This expressive observation by the giant of the Russian novel begins one of the most famous psychological probes into the perceptive female soul and one of the most impressive depictions of femininity in the history of literature. Tolstoy, inspired by a real event – the suicide of Anna S. Zykova, the young unfaithful common-law wife of his neighbour, the landowner Bibikov – created a story about the scandalous peccadillo of a beautiful woman who has “married well” but finds herself facing a fateful yet voluntary choice between her current life in a love-free conventional marriage to a senior state official, Karenin, and the natural right of individuals to happiness. Her love for cavalry officer Alexei Vronsky is even more tragic as, unlike in the case of the moralists of the time, she doesn´t want to be hypocritical, or perhaps isn’t even able to – neither to herself nor to her loved ones: she doesn´t hide her adulterous relationship and its consequences.
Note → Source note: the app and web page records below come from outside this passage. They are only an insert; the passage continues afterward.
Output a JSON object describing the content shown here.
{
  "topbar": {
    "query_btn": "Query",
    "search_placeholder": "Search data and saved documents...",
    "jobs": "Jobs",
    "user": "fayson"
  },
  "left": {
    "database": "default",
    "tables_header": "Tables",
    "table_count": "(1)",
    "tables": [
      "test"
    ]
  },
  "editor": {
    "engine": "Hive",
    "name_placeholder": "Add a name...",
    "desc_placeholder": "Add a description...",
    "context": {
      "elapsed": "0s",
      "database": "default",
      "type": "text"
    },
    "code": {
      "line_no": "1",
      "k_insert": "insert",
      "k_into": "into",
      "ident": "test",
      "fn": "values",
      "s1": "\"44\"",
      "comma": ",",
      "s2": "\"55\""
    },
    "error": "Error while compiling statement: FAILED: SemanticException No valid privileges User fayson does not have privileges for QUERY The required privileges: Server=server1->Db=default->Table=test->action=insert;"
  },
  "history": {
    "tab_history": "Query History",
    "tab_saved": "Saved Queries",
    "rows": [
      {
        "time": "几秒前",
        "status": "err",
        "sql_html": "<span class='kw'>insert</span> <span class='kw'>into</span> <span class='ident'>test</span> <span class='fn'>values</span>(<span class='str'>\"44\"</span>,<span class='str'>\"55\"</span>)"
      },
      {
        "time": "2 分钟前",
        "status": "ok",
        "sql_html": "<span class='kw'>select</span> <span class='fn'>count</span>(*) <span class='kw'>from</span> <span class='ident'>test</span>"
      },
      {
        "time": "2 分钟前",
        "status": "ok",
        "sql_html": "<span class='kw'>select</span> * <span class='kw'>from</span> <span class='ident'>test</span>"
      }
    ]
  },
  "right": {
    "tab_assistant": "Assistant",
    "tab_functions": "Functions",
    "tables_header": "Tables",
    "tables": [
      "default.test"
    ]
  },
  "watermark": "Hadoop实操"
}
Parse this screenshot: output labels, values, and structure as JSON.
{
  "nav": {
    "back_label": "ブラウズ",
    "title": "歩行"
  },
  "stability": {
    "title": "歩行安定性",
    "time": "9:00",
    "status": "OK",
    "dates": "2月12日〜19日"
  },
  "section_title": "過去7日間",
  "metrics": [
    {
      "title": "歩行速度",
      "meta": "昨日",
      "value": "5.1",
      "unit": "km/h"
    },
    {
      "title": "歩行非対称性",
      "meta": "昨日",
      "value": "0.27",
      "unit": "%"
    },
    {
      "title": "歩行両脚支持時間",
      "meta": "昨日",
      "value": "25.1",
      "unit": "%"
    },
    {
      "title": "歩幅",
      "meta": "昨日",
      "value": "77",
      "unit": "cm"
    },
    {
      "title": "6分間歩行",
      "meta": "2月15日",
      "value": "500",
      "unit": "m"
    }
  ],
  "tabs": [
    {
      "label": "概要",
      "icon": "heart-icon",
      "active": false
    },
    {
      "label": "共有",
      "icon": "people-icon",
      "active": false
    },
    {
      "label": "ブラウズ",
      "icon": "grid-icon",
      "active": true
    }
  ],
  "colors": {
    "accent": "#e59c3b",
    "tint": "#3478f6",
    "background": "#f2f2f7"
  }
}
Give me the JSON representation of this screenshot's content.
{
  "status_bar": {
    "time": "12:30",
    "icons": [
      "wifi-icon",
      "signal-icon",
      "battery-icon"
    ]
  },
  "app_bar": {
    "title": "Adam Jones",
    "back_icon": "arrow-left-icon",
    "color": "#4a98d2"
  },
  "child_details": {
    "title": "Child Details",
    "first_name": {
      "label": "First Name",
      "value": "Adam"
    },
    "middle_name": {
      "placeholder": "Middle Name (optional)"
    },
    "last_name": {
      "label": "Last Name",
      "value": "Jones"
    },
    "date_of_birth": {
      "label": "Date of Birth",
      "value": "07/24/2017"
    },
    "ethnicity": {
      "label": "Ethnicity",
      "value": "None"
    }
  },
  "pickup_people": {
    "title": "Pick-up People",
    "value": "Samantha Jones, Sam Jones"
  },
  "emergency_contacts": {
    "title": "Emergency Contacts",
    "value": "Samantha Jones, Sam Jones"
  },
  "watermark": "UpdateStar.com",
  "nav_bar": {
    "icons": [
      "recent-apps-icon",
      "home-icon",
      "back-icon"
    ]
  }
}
Instead, she leaves her husband and son Sergei and thus comes into conflict with the environment she grew up and lived in. This love story of a woman from aristocratic circles takes place against the historical background of a society riddled with moral hypocrisy.
Anna Karenina is, along with Tolstoy´s War and Peace, a unique attempt in the history of the novel to capture the totality of being and consciousness; this tendency itself becomes the vehicle for insight into the eternal search for fulfilment and the similarly eternal lack of fulfilment that life brings, phenomena which cannot be bound by any cognitive schemas. Our dramatization will be an attempt to encapsulate the essence and spirit of the whole story: the timeless desire for a great, absolute and single life-long love.